The New York Yankees haven’t made any progress with their next shortstop due to the lockout. It all started when the Yankees admitted that their experiment with Gleyber Torres had failed at short and permanently moved him to second base at the end of the season. That move left the Yankees with several players at the position for the remainder of the season and no clear shortstop for 2022.
General Manager Brian Cashman made it clear even before the end of the World Series that his top priority was to get a star-like shortstop to fill the position. But before the ink had dried on that thought, they wavered and said they might look to the stopgap avenue waiting for prospects Anthony Volpe and Oswald Peraza to assume the position.

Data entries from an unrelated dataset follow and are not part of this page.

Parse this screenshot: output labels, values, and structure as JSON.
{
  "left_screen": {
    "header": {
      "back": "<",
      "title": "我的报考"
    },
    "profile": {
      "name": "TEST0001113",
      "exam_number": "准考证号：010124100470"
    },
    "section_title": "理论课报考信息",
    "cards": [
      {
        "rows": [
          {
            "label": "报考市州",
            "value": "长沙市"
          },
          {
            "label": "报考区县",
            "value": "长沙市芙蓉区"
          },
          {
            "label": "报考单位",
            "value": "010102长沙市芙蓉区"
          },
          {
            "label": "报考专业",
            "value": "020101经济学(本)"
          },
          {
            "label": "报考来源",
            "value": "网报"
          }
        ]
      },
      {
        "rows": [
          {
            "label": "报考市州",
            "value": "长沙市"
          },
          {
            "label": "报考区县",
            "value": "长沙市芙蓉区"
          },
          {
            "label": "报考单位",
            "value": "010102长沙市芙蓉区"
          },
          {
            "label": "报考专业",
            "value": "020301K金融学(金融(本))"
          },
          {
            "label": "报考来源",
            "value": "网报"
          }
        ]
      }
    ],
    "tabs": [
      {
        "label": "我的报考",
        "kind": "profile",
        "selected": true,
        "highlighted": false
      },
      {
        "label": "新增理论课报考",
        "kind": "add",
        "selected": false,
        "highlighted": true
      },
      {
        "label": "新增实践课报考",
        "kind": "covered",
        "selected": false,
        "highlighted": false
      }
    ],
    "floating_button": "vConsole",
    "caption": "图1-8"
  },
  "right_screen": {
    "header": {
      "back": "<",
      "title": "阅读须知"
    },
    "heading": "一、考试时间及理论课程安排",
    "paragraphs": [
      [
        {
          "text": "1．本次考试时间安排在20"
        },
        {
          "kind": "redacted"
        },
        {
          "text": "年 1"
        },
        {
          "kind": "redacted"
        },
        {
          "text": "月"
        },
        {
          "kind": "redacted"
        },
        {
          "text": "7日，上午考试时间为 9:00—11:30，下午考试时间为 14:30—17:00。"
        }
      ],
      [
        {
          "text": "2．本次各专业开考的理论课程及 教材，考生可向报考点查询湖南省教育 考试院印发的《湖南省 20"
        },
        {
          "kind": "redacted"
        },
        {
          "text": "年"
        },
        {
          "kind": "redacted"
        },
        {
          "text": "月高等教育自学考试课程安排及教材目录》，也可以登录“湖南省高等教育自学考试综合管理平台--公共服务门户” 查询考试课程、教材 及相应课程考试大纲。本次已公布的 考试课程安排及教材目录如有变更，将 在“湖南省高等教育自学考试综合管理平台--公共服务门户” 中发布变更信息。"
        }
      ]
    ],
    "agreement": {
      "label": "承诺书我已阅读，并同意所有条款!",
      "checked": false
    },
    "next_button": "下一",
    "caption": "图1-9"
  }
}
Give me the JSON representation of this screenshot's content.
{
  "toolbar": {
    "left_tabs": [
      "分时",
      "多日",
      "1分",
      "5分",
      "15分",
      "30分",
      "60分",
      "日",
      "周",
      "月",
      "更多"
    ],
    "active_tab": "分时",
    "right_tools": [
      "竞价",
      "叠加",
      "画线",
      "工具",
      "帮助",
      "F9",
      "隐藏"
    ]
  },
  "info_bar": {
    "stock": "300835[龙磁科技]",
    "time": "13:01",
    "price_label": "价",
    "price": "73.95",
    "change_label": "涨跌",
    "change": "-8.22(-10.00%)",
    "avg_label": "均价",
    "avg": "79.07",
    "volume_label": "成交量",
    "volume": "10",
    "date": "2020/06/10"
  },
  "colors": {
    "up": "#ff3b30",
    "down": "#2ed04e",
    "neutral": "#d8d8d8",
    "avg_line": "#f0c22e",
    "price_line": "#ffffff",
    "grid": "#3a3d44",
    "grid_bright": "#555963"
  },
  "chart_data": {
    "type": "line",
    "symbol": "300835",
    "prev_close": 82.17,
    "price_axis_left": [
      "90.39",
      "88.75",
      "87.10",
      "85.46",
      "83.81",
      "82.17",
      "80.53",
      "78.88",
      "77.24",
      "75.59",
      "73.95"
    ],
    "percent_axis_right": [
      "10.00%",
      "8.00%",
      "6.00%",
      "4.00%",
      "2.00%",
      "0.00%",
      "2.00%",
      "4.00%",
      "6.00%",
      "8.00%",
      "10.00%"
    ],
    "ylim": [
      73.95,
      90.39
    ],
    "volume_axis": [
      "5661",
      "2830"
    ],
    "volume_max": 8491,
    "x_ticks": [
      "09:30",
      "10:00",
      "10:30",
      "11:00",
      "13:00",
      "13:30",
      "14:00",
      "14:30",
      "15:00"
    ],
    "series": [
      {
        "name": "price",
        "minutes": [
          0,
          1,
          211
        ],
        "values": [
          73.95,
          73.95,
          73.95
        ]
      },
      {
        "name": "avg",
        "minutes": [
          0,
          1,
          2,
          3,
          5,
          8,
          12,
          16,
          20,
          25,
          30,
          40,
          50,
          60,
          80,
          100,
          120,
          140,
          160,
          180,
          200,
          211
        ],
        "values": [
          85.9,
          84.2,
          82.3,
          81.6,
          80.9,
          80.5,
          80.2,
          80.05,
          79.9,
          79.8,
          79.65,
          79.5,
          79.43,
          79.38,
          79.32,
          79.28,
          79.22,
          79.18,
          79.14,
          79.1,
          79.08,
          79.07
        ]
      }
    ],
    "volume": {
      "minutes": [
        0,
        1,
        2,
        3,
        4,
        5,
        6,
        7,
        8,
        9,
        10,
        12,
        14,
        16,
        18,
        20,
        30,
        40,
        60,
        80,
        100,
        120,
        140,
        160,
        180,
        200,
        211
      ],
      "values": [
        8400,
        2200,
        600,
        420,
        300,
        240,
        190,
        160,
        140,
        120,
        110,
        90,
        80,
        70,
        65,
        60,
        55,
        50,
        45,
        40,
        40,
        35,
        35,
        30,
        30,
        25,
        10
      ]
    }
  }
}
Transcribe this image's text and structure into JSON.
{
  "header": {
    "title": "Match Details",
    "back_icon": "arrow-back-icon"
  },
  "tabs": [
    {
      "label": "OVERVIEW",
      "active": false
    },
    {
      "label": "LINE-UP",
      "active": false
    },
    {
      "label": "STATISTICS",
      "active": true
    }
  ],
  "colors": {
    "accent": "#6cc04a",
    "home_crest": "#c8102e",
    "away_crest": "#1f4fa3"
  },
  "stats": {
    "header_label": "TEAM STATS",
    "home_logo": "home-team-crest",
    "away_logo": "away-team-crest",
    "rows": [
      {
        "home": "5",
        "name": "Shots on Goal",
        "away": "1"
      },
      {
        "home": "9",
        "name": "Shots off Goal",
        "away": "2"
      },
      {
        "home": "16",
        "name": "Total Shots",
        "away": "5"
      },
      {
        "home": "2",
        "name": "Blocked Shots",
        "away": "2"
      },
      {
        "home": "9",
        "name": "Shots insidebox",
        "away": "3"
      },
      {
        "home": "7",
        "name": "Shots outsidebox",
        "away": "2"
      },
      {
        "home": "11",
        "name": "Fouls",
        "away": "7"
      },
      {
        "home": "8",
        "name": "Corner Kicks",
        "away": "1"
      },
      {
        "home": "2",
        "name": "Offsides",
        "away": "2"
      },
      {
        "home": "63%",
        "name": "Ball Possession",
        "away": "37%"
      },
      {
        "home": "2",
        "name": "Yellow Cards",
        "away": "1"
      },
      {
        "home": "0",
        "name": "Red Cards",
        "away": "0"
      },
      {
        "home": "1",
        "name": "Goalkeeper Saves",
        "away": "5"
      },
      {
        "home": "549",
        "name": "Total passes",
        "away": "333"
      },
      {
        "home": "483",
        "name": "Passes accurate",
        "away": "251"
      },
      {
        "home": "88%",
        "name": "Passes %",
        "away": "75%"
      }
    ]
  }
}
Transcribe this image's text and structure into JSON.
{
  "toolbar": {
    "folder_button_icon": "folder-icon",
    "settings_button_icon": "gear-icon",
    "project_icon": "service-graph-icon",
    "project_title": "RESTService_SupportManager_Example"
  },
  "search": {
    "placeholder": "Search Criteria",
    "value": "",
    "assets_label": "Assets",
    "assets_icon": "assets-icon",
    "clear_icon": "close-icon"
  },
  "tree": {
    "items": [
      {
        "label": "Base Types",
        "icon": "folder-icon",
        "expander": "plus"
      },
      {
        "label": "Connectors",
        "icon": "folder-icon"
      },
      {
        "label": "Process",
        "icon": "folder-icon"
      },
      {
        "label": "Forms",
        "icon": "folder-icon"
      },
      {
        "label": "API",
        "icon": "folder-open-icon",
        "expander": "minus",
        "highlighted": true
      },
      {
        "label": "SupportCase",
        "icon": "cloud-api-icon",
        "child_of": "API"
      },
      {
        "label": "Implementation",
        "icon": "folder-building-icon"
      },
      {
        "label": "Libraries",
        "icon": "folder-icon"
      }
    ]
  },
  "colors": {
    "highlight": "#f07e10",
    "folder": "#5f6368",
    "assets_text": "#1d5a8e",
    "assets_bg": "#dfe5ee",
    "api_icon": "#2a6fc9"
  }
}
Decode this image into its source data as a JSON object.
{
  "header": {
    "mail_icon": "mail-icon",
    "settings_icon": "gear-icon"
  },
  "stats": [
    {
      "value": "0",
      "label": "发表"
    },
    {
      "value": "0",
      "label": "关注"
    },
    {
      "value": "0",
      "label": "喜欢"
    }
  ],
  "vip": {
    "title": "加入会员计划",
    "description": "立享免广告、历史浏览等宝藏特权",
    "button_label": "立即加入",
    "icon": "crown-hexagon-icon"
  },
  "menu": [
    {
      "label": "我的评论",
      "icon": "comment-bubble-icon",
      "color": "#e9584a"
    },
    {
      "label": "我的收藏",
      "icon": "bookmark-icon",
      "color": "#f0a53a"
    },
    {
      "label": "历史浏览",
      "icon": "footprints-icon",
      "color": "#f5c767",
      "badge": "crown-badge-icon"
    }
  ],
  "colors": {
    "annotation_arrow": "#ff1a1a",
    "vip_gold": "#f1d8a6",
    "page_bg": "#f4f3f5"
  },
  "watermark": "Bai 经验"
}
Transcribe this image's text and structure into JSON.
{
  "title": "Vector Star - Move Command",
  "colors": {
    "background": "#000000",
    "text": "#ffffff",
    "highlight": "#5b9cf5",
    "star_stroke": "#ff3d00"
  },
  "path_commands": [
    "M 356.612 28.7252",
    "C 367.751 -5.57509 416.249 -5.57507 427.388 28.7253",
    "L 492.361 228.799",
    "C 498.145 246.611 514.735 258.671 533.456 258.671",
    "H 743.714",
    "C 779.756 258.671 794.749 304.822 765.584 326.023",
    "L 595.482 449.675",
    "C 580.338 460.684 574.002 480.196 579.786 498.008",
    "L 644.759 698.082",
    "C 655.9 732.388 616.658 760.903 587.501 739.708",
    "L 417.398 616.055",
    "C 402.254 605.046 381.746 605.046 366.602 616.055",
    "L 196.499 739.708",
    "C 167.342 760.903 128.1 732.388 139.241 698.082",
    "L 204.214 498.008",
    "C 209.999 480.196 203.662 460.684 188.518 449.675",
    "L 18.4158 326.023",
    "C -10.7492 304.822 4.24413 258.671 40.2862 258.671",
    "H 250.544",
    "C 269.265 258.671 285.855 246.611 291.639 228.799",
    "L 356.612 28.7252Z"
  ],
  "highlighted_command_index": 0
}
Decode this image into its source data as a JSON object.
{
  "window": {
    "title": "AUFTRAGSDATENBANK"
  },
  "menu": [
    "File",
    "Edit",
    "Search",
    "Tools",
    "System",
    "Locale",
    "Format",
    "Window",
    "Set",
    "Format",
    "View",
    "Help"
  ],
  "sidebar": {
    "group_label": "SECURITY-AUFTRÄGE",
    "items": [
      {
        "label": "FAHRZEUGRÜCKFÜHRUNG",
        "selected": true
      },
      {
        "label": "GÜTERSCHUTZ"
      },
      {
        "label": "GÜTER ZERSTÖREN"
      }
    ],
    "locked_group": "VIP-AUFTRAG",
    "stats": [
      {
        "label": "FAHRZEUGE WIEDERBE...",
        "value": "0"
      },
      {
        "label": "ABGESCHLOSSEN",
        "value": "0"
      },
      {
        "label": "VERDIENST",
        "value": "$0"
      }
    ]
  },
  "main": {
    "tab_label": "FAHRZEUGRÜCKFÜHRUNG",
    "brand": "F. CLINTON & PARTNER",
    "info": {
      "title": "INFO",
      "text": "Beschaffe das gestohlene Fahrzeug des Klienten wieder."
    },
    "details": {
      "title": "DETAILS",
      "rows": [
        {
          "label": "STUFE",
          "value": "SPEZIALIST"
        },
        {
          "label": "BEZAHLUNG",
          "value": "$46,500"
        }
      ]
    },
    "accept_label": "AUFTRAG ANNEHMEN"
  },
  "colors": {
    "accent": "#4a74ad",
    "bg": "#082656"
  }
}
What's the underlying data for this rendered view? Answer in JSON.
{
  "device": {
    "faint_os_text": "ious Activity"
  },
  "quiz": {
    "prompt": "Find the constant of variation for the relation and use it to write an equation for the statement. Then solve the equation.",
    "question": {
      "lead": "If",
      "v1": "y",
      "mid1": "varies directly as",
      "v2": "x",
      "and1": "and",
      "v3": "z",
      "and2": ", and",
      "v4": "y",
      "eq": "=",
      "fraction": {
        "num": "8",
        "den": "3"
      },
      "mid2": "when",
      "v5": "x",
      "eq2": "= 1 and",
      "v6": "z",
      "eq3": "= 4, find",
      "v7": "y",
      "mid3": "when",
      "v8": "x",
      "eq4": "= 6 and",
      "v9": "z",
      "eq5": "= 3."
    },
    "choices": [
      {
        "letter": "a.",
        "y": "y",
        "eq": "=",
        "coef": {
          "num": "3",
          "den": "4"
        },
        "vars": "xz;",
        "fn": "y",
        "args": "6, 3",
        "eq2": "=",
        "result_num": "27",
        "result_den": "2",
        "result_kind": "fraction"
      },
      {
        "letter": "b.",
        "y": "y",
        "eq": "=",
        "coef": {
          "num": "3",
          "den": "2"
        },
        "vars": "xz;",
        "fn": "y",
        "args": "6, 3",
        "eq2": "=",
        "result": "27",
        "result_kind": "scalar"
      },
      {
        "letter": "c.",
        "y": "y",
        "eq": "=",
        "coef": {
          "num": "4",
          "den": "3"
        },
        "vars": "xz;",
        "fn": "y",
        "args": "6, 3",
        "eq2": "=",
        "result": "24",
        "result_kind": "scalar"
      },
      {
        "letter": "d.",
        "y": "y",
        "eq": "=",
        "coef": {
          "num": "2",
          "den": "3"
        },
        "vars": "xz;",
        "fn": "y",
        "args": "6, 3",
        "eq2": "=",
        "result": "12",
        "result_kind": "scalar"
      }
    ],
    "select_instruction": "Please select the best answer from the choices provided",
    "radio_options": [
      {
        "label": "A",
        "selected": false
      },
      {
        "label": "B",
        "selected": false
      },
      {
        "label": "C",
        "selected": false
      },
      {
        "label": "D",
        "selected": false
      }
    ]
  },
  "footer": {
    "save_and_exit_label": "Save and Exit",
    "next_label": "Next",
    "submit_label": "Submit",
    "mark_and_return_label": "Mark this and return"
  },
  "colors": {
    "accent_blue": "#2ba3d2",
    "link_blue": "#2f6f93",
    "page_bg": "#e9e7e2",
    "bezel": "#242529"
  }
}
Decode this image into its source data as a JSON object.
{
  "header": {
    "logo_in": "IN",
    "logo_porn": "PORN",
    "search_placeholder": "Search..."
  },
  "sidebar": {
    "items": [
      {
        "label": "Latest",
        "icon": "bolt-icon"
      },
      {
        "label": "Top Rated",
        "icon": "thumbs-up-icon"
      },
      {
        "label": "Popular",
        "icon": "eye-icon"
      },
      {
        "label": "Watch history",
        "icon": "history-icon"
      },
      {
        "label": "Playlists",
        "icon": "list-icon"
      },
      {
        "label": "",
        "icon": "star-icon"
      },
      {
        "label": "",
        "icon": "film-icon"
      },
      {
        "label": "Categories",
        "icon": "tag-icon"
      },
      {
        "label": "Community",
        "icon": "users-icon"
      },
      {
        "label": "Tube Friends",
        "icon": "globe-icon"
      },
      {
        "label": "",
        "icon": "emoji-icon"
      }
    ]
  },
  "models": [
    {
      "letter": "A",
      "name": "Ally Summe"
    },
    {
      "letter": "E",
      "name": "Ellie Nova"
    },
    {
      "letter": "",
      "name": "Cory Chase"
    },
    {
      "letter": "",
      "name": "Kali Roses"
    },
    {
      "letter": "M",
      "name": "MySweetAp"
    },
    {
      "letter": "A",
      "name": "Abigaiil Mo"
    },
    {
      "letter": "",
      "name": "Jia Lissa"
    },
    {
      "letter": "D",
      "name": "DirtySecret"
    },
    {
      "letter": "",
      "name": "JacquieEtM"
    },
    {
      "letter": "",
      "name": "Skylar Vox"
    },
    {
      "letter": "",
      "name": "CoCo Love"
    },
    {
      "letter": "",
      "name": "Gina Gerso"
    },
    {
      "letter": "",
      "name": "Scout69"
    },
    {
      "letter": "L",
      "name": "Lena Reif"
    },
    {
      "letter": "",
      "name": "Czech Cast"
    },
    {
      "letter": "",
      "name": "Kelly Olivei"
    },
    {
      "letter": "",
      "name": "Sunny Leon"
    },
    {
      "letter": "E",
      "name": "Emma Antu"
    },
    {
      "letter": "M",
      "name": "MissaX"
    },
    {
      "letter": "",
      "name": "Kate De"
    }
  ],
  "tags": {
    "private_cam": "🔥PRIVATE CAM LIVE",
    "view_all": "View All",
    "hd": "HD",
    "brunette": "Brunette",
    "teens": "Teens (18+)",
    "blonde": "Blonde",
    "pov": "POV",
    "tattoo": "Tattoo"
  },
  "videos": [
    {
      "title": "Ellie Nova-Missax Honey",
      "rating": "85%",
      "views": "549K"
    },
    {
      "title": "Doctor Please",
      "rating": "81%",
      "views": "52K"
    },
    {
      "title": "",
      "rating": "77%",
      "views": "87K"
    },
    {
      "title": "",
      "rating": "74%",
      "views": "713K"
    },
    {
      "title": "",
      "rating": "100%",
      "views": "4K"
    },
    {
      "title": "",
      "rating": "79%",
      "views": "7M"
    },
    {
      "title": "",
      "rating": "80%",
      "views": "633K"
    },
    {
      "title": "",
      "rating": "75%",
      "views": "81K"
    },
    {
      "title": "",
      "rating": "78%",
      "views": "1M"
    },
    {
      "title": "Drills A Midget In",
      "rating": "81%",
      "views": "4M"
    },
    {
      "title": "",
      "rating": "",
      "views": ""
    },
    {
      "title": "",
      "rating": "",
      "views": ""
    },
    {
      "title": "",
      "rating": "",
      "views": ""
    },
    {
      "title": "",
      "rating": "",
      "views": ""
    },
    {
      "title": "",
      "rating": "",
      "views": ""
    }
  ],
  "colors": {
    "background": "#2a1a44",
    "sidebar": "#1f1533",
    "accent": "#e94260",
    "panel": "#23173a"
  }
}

Meanwhile, a new Collective Bargaining Agreement for the players came and went when a new CBA couldn’t be agreed upon by the December 1 deadline. That caused the Yankees to be left out in the dark as other teams made significant moves to improve their teams before MLB instituted a lockdown, forbidding any major league transactions.
The Yankees basically sat back and watched the action while doing nothing to fill the holes in the team. They saw Marcus Semien and Corey Seager, two prime shortstops go to the Texas Rangers. They also saw starting pitcher Robbie Ray go to the Seattle Mariners, Kevin Gausman go to Toronto Blue Jays, and Eduardo Rodriguez go to the Detroit Tigers. Another priority for the Yankees is to land a No. 2 starting pitcher behind ace Gerrit Cole.
Now the Yankees are left to select from a reduced pool of players to fill their needs. They won’t be able to start that process until a new CBA can be reached. That process has seen only one meeting since the deadline. Today the owner and players will have their first face-to-face meeting with the players presenting their counter-proposal after rejecting the owner’s proposal.
Yankee general manager Brian Cashman still has not shown his hand on whether he will continue to go the route of a star player to fill the shortstop position or go with a lesser player on a short contract. Here is a look at those players still available to the Yankees.
If the Yankees still want to make a splash by hiring free-agent star shortstop Carlos Correa they will have to deal with Correa and high profile agent Scott Boris who will be looking for a huge contract mirroring that given to Corey Seager by the Rangers. He got $325 million over ten years. That will be more than the Yankee’s want on the books, and an Aaron Judge extension looming. Being the youngest shortstop on the market (27), Correa will give Boris even more bargaining power. It would be a big surprise if the Yankees go this route.
Free-agent Trevor Story, age 29, is a former Colorado Rockie and is the second-best shortstop still on the market. Story has been of interest to the Yankees before when they tried to trade for him before the trade deadline this past season. The Rockies and Yankees couldn’t agree then and likely won’t now. Brian Hock of MLB.com has said the Yankees have since soured on Story and likely won’t pursue him now. Story, a five-tool player would be a significant upgrade for the Yankees and not as costly as Correa.
Next in line is Andrelton Simmons, one of the best defensive shortstops of the last several years. But there is a big problem here, he is old (32). Add to that, he is coming off a dismal season with a slash line of .223/.283/.274, something that can’t be attractive to the Yankees regardless of his glove prowess. Only a short contract at a low price could entice the Yankees to move on Simmons.
If you discount those three shortstops, there isn’t much left for the Yankees. Some say they will do nothing and move Gio Urshela to short, where he was serviceable for 28 games last season. Other analysts see the Yankees going the short gap avenue trading for players like Nick Ahmed of the Arizona Diamondbacks, Harold Castro of the Tigers, Isiah Kiner-Falefa of the Rangers, Kevin Newman of the Pirates, or Willie Adames of the Brewers. Besides those players, there are a host of low-cost players that Cashman could get creative with.
One thing is for sure when the owners and players can come to an agreement, the Yankees are going to have to pounce quickly with spring training less than a month away so that they can concentrate on their several other needs.